I’m glad to know there are others out there who are also working to be more inclusive and helping those with disabilities to navigate new social norms more easily. For instance, the practice of wearing face coverings makes it very difficult for those who are deaf or hearing impaired to practice lipreading. These people often rely on reading facial expressions and lip movements to help communicate, and masks that obscure half a person’s face pose a huge challenge. To help resolve this issue, innovative individuals around the world have designed face coverings with partially or fully transparent components that allow the wearer’s mouth to remain visible while still offering protection. There’s now commercially produced models available, and also easily accessible instructions for DIY versions like this one: https://www.hsdc.org/accessible-deaf-friendly-face-mask/
This is just one great example of design ingenuity that promotes equity and inclusivity for the ways in which we communicate. I’m also glad to see that effective as of May 12, the City of Somerville’s twice-weekly COVID-19 update emails sent to residents now end with the following statement: “Individuals with disabilities who need auxiliary aids and services for effective communication, written materials in alternative formats, or reasonable modifications in policies and procedures, in order to access the programs and activities of the City of Somerville or to attend meetings, should contact Nency Salamoun, at 617-625-6600 x2323 or NSalamoun@somervillema.gov.” Though these email updates have been in effect since mid-March, it’s only recently that they’ve posted this statement as a means to reach out to those who need alternative communication solutions.
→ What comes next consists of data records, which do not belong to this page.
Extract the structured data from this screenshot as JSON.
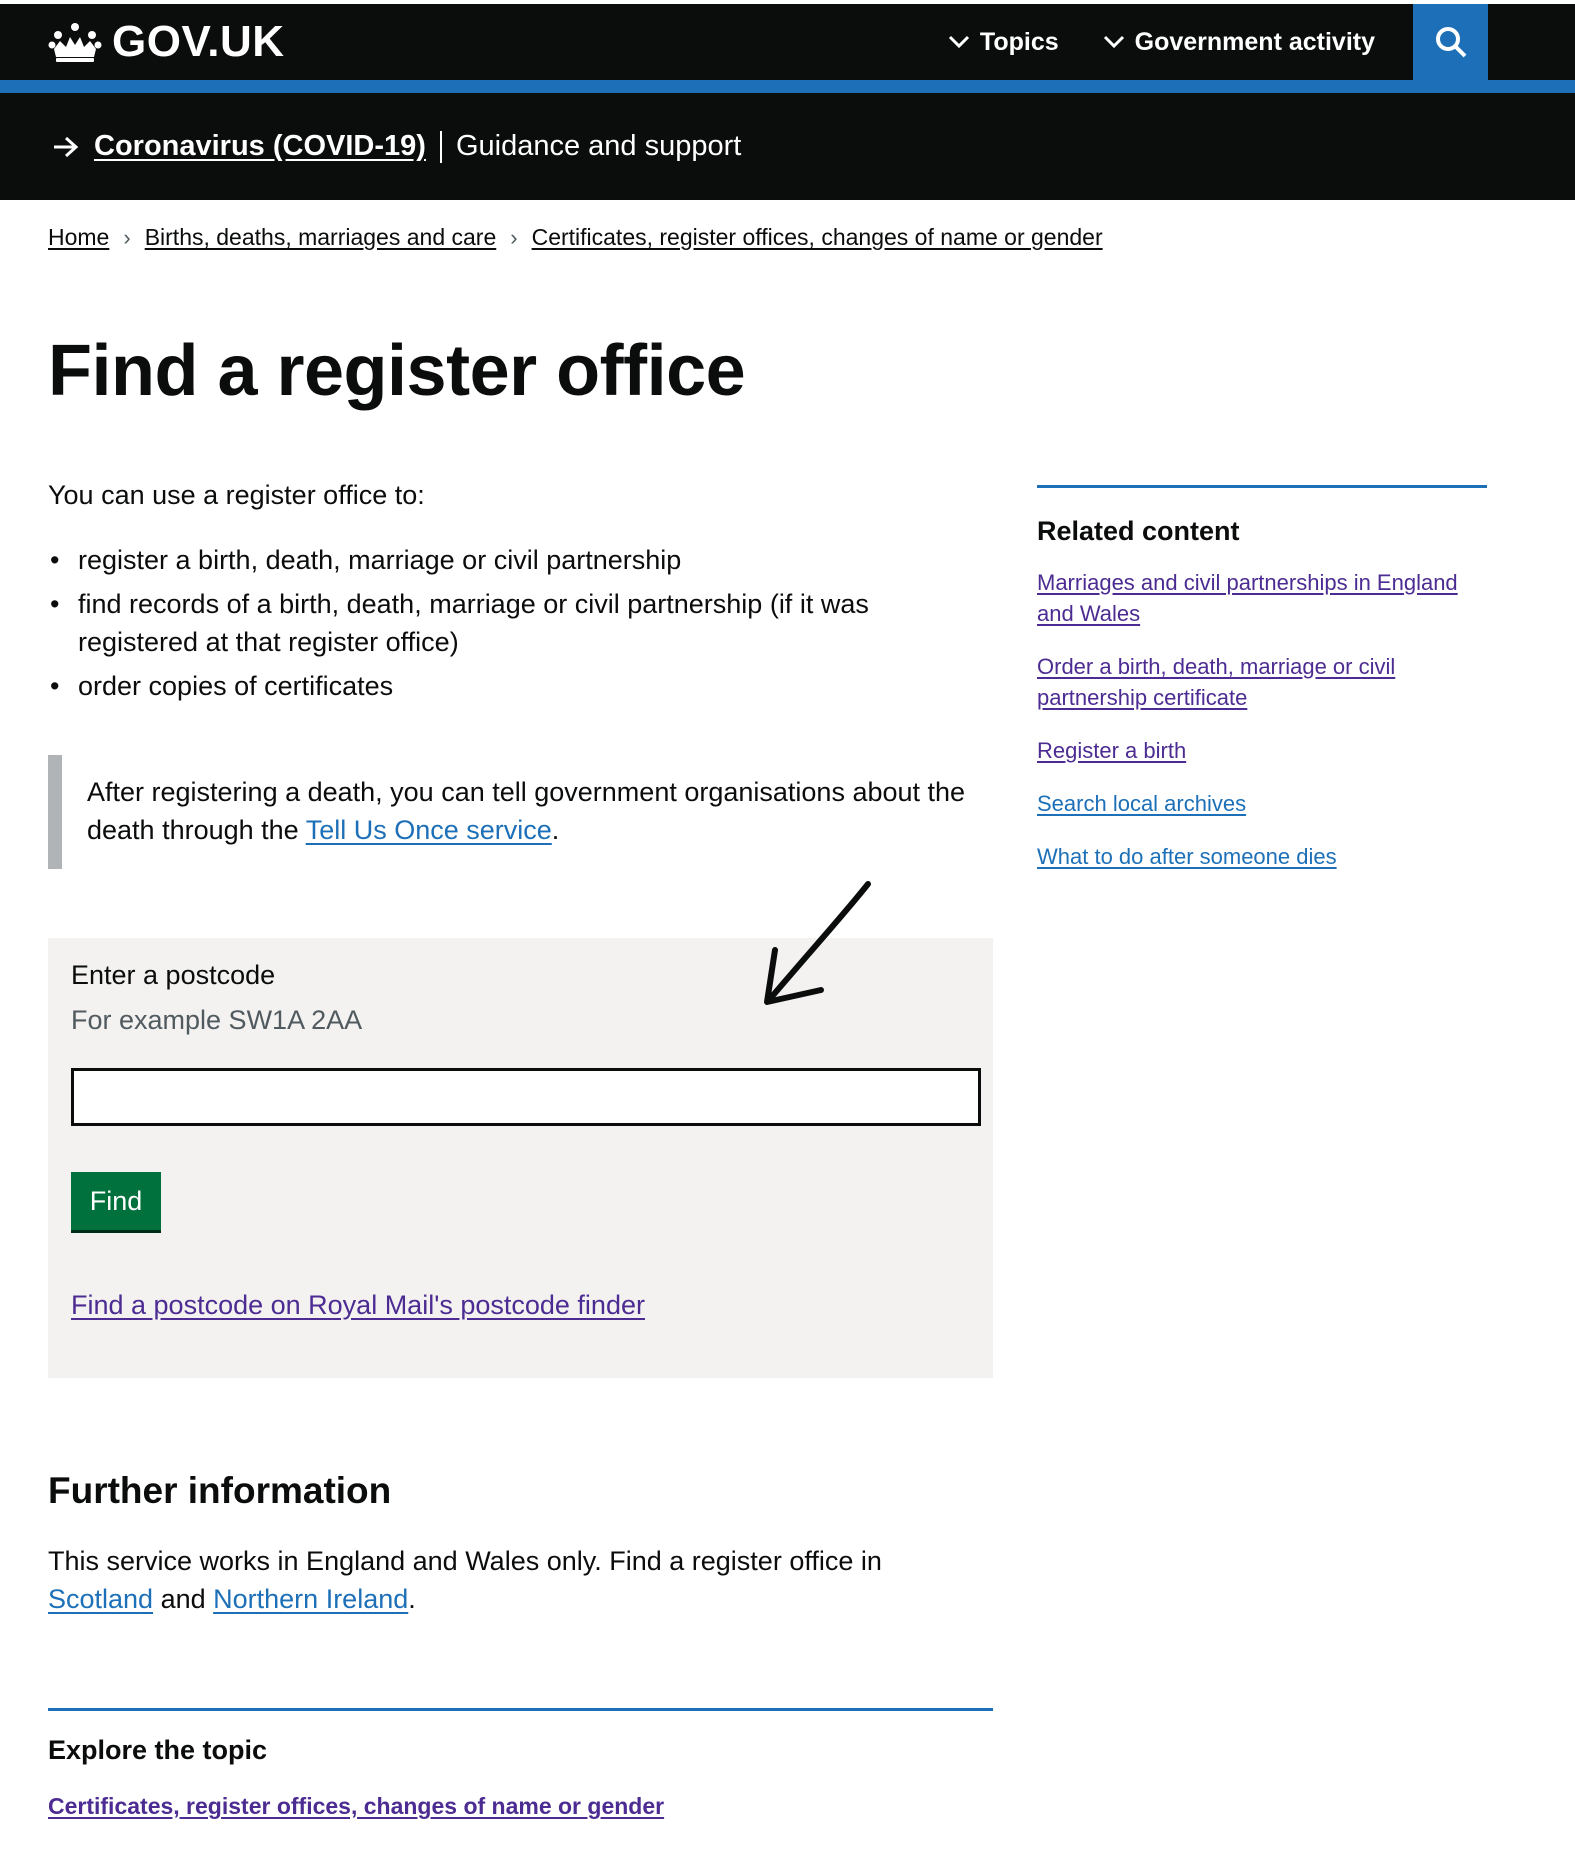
{
  "header": {
    "logo_text": "GOV.UK",
    "nav": [
      {
        "label": "Topics"
      },
      {
        "label": "Government activity"
      }
    ]
  },
  "covid": {
    "link": "Coronavirus (COVID-19)",
    "text": "Guidance and support"
  },
  "breadcrumb": [
    "Home",
    "Births, deaths, marriages and care",
    "Certificates, register offices, changes of name or gender"
  ],
  "page": {
    "title": "Find a register office",
    "intro": "You can use a register office to:",
    "bullets": [
      "register a birth, death, marriage or civil partnership",
      "find records of a birth, death, marriage or civil partnership (if it was registered at that register office)",
      "order copies of certificates"
    ],
    "inset": {
      "text_before": "After registering a death, you can tell government organisations about the death through the ",
      "link": "Tell Us Once service",
      "text_after": "."
    }
  },
  "form": {
    "label": "Enter a postcode",
    "hint": "For example SW1A 2AA",
    "value": "",
    "button": "Find",
    "finder_link": "Find a postcode on Royal Mail's postcode finder"
  },
  "further": {
    "title": "Further information",
    "text_before": "This service works in England and Wales only. Find a register office in ",
    "link1": "Scotland",
    "text_mid": " and ",
    "link2": "Northern Ireland",
    "text_after": "."
  },
  "explore": {
    "title": "Explore the topic",
    "link": "Certificates, register offices, changes of name or gender"
  },
  "sidebar": {
    "title": "Related content",
    "links": [
      "Marriages and civil partnerships in England and Wales",
      "Order a birth, death, marriage or civil partnership certificate",
      "Register a birth",
      "Search local archives",
      "What to do after someone dies"
    ]
  },
  "colors": {
    "link_blue": "#1d70b8",
    "visited_purple": "#4c2c92",
    "button_green": "#00703c",
    "header_black": "#0b0c0c"
  }
}
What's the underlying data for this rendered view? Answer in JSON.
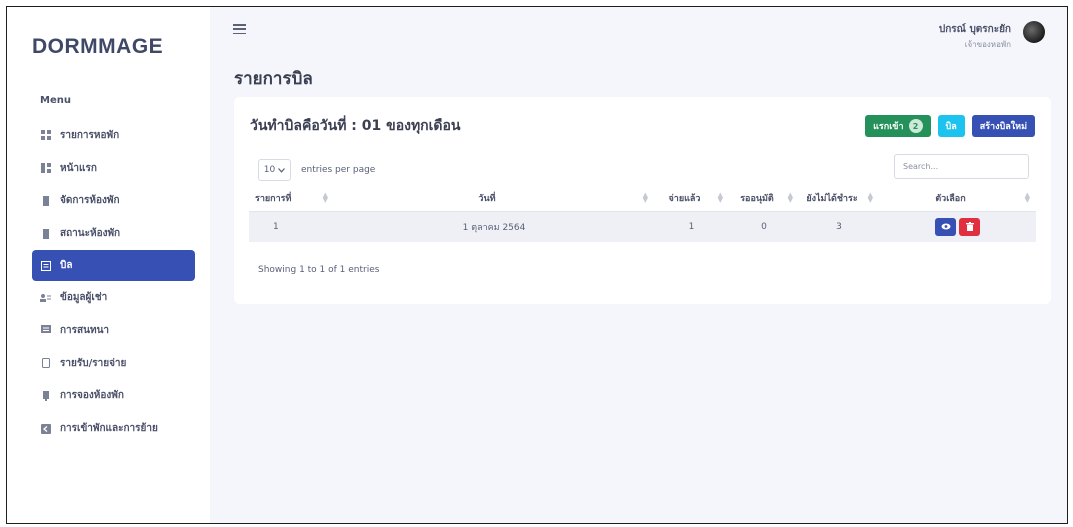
{
  "sidebar": {
    "brand": "DORMMAGE",
    "menu_heading": "Menu",
    "items": [
      {
        "label": "รายการหอพัก",
        "icon": "grid-icon"
      },
      {
        "label": "หน้าแรก",
        "icon": "dashboard-icon"
      },
      {
        "label": "จัดการห้องพัก",
        "icon": "building-icon"
      },
      {
        "label": "สถานะห้องพัก",
        "icon": "building-icon"
      },
      {
        "label": "บิล",
        "icon": "bill-icon"
      },
      {
        "label": "ข้อมูลผู้เช่า",
        "icon": "users-icon"
      },
      {
        "label": "การสนทนา",
        "icon": "chat-icon"
      },
      {
        "label": "รายรับ/รายจ่าย",
        "icon": "file-icon"
      },
      {
        "label": "การจองห้องพัก",
        "icon": "booking-icon"
      },
      {
        "label": "การเข้าพักและการย้าย",
        "icon": "move-icon"
      }
    ],
    "active_index": 4
  },
  "header": {
    "user_name": "ปกรณ์ บุตรกะยัก",
    "user_role": "เจ้าของหอพัก"
  },
  "page": {
    "title": "รายการบิล",
    "card_title": "วันทำบิลคือวันที่ : 01 ของทุกเดือน",
    "buttons": {
      "pending_label": "แรกเข้า",
      "pending_count": "2",
      "bill_label": "บิล",
      "create_label": "สร้างบิลใหม่"
    },
    "entries_value": "10",
    "entries_label": "entries per page",
    "search_placeholder": "Search...",
    "table": {
      "headers": [
        "รายการที่",
        "วันที่",
        "จ่ายแล้ว",
        "รออนุมัติ",
        "ยังไม่ได้ชำระ",
        "ตัวเลือก"
      ],
      "rows": [
        [
          "1",
          "1 ตุลาคม 2564",
          "1",
          "0",
          "3"
        ]
      ]
    },
    "showing": "Showing 1 to 1 of 1 entries"
  }
}
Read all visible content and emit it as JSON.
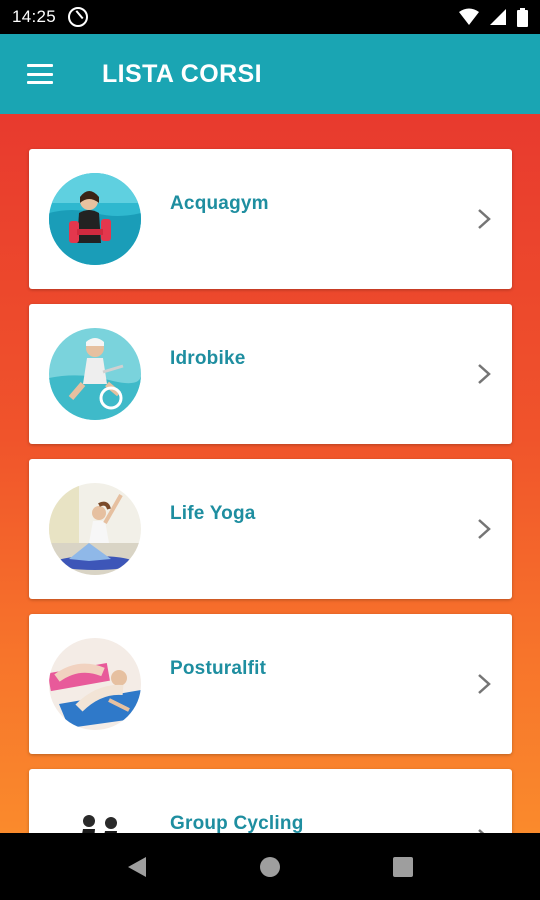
{
  "status_bar": {
    "time": "14:25"
  },
  "app_bar": {
    "title": "LISTA CORSI"
  },
  "courses": [
    {
      "label": "Acquagym"
    },
    {
      "label": "Idrobike"
    },
    {
      "label": "Life Yoga"
    },
    {
      "label": "Posturalfit"
    },
    {
      "label": "Group Cycling"
    }
  ],
  "colors": {
    "toolbar": "#1aa5b3",
    "label": "#1e8ea0",
    "gradient_top": "#e83a2e",
    "gradient_bottom": "#fa8a2c"
  }
}
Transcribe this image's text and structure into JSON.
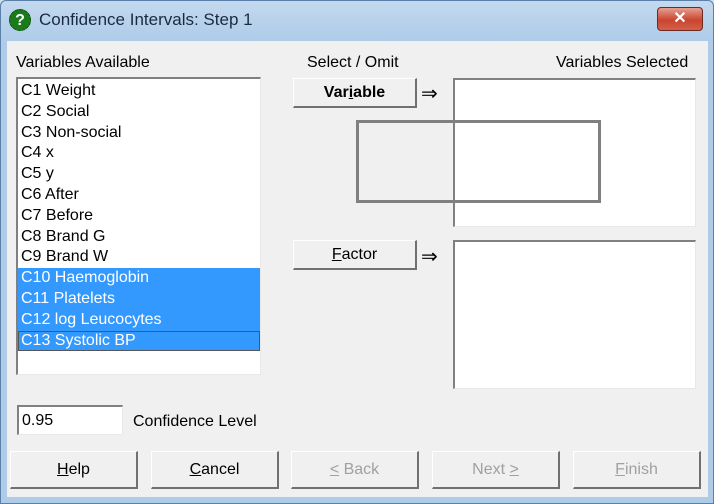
{
  "window": {
    "title": "Confidence Intervals: Step 1",
    "icon": "help-question-icon",
    "close_label": "✕"
  },
  "labels": {
    "variables_available": "Variables Available",
    "select_omit": "Select / Omit",
    "variables_selected": "Variables Selected",
    "confidence_level": "Confidence Level"
  },
  "variables_available": [
    {
      "label": "C1 Weight",
      "selected": false
    },
    {
      "label": "C2 Social",
      "selected": false
    },
    {
      "label": "C3 Non-social",
      "selected": false
    },
    {
      "label": "C4 x",
      "selected": false
    },
    {
      "label": "C5 y",
      "selected": false
    },
    {
      "label": "C6 After",
      "selected": false
    },
    {
      "label": "C7 Before",
      "selected": false
    },
    {
      "label": "C8 Brand G",
      "selected": false
    },
    {
      "label": "C9 Brand W",
      "selected": false
    },
    {
      "label": "C10 Haemoglobin",
      "selected": true
    },
    {
      "label": "C11 Platelets",
      "selected": true
    },
    {
      "label": "C12 log Leucocytes",
      "selected": true
    },
    {
      "label": "C13 Systolic BP",
      "selected": true,
      "focused": true
    }
  ],
  "variables_selected": [],
  "factor_selected": [],
  "buttons": {
    "variable": {
      "pre": "Var",
      "ul": "i",
      "post": "able"
    },
    "factor": {
      "pre": "",
      "ul": "F",
      "post": "actor"
    },
    "help": {
      "pre": "",
      "ul": "H",
      "post": "elp"
    },
    "cancel": {
      "pre": "",
      "ul": "C",
      "post": "ancel"
    },
    "back": {
      "pre": "",
      "ul": "<",
      "post": " Back"
    },
    "next": {
      "pre": "Next ",
      "ul": ">",
      "post": ""
    },
    "finish": {
      "pre": "",
      "ul": "F",
      "post": "inish"
    }
  },
  "arrow_glyph": "⇒",
  "confidence_level_value": "0.95"
}
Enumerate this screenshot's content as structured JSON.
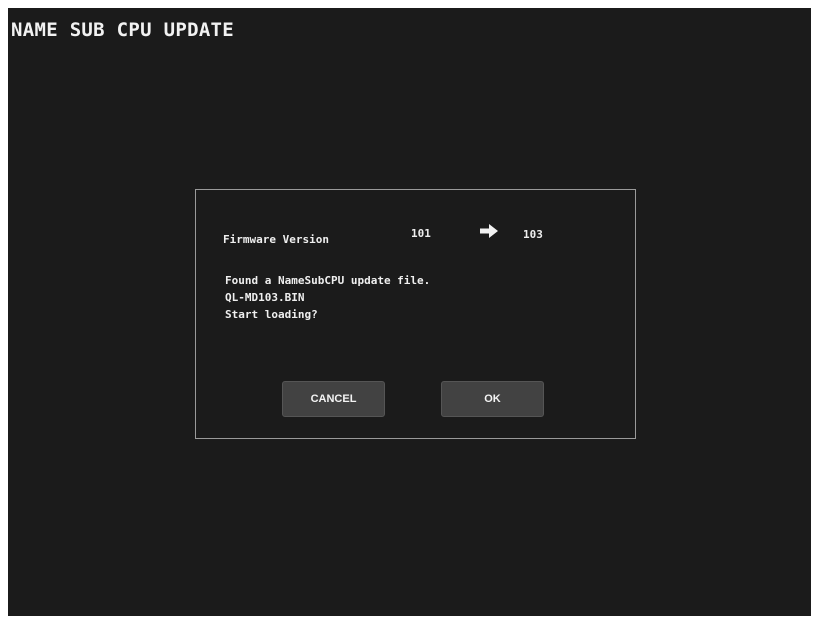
{
  "page": {
    "title": "NAME SUB CPU UPDATE"
  },
  "dialog": {
    "firmware_label": "Firmware Version",
    "current_version": "101",
    "arrow_icon": "right-arrow-icon",
    "new_version": "103",
    "message_lines": [
      "Found a NameSubCPU update file.",
      "QL-MD103.BIN",
      "Start loading?"
    ],
    "cancel_label": "CANCEL",
    "ok_label": "OK"
  },
  "colors": {
    "background": "#1b1b1b",
    "text": "#efefef",
    "button": "#424242",
    "dialog_border": "#9a9a9a"
  }
}
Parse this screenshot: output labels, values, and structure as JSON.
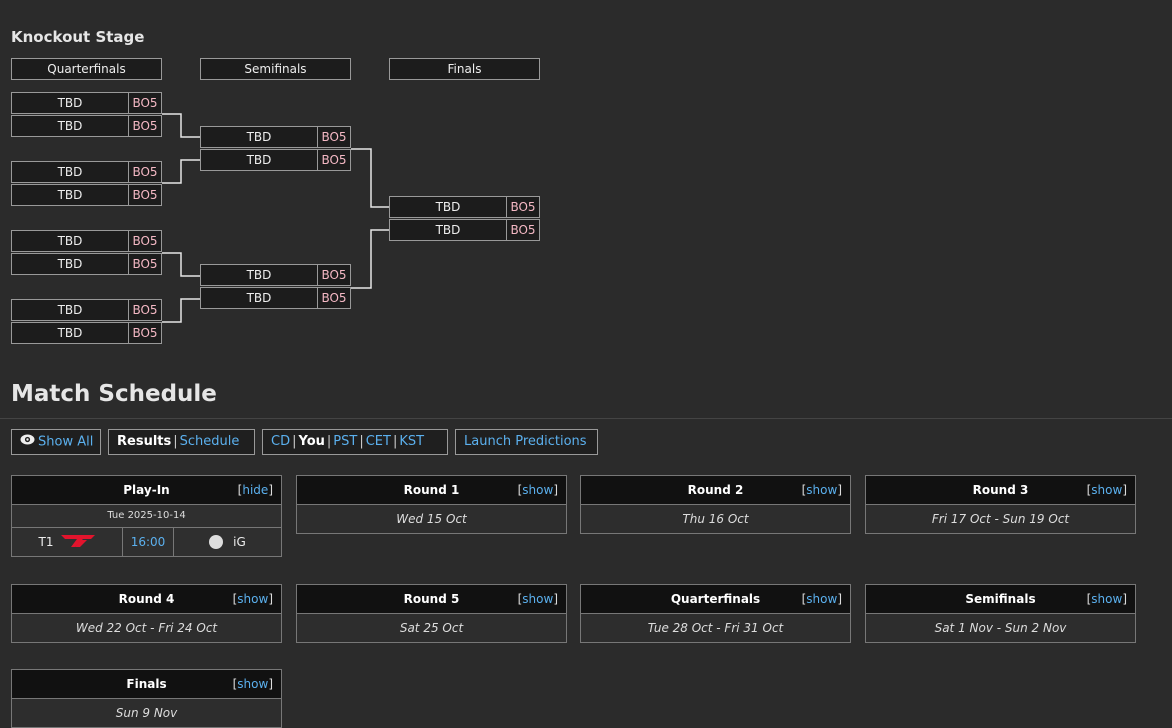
{
  "knockout": {
    "title": "Knockout Stage",
    "stages": [
      "Quarterfinals",
      "Semifinals",
      "Finals"
    ],
    "quarterfinals": [
      {
        "team": "TBD",
        "bo": "BO5"
      },
      {
        "team": "TBD",
        "bo": "BO5"
      },
      {
        "team": "TBD",
        "bo": "BO5"
      },
      {
        "team": "TBD",
        "bo": "BO5"
      },
      {
        "team": "TBD",
        "bo": "BO5"
      },
      {
        "team": "TBD",
        "bo": "BO5"
      },
      {
        "team": "TBD",
        "bo": "BO5"
      },
      {
        "team": "TBD",
        "bo": "BO5"
      }
    ],
    "semifinals": [
      {
        "team": "TBD",
        "bo": "BO5"
      },
      {
        "team": "TBD",
        "bo": "BO5"
      },
      {
        "team": "TBD",
        "bo": "BO5"
      },
      {
        "team": "TBD",
        "bo": "BO5"
      }
    ],
    "finals": [
      {
        "team": "TBD",
        "bo": "BO5"
      },
      {
        "team": "TBD",
        "bo": "BO5"
      }
    ]
  },
  "schedule": {
    "title": "Match Schedule",
    "show_all": "Show All",
    "results": "Results",
    "schedule_link": "Schedule",
    "sep": "|",
    "tz": [
      "CD",
      "You",
      "PST",
      "CET",
      "KST"
    ],
    "predictions": "Launch Predictions",
    "cards": [
      {
        "title": "Play-In",
        "toggle": "hide",
        "date": ""
      },
      {
        "title": "Round 1",
        "toggle": "show",
        "date": "Wed 15 Oct"
      },
      {
        "title": "Round 2",
        "toggle": "show",
        "date": "Thu 16 Oct"
      },
      {
        "title": "Round 3",
        "toggle": "show",
        "date": "Fri 17 Oct - Sun 19 Oct"
      },
      {
        "title": "Round 4",
        "toggle": "show",
        "date": "Wed 22 Oct - Fri 24 Oct"
      },
      {
        "title": "Round 5",
        "toggle": "show",
        "date": "Sat 25 Oct"
      },
      {
        "title": "Quarterfinals",
        "toggle": "show",
        "date": "Tue 28 Oct - Fri 31 Oct"
      },
      {
        "title": "Semifinals",
        "toggle": "show",
        "date": "Sat 1 Nov - Sun 2 Nov"
      },
      {
        "title": "Finals",
        "toggle": "show",
        "date": "Sun 9 Nov"
      }
    ],
    "playin_match": {
      "date": "Tue 2025-10-14",
      "team1": "T1",
      "time": "16:00",
      "team2": "iG"
    }
  }
}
Better late than never, but again this just highlights the importance of making communication methods accessible to all, not just the few, during times when distribution of information is so critical to public health and safety.
Inclusivity in general is a hard-hitting, “touchy” topic; lack of inclusivity and representation of underserved populations is a deeply systemic issue that can’t easily be resolved by just one person. But I feel through more strategic design and accessible solutions, we can work towards changing the fabric of society and help to “normalize” the experience of the “new normal” practices for everyday interactions as we emerge from the pandemic. We have a unique opportunity, really an obligation, to design more inclusive and accessible societal standards going forwards. With some critical thinking about how we can be more inclusive of others in our designs of communication visuals, aid objects, and protocols for daily activities, maybe we really can be “all in this together.”
What are some examples of accessible, inclusive design you’ve experienced during COVID-19? Leave a comment below to keep this important conversation going!
- accesible design
- inclusive design
- social distancing signs
- visual aids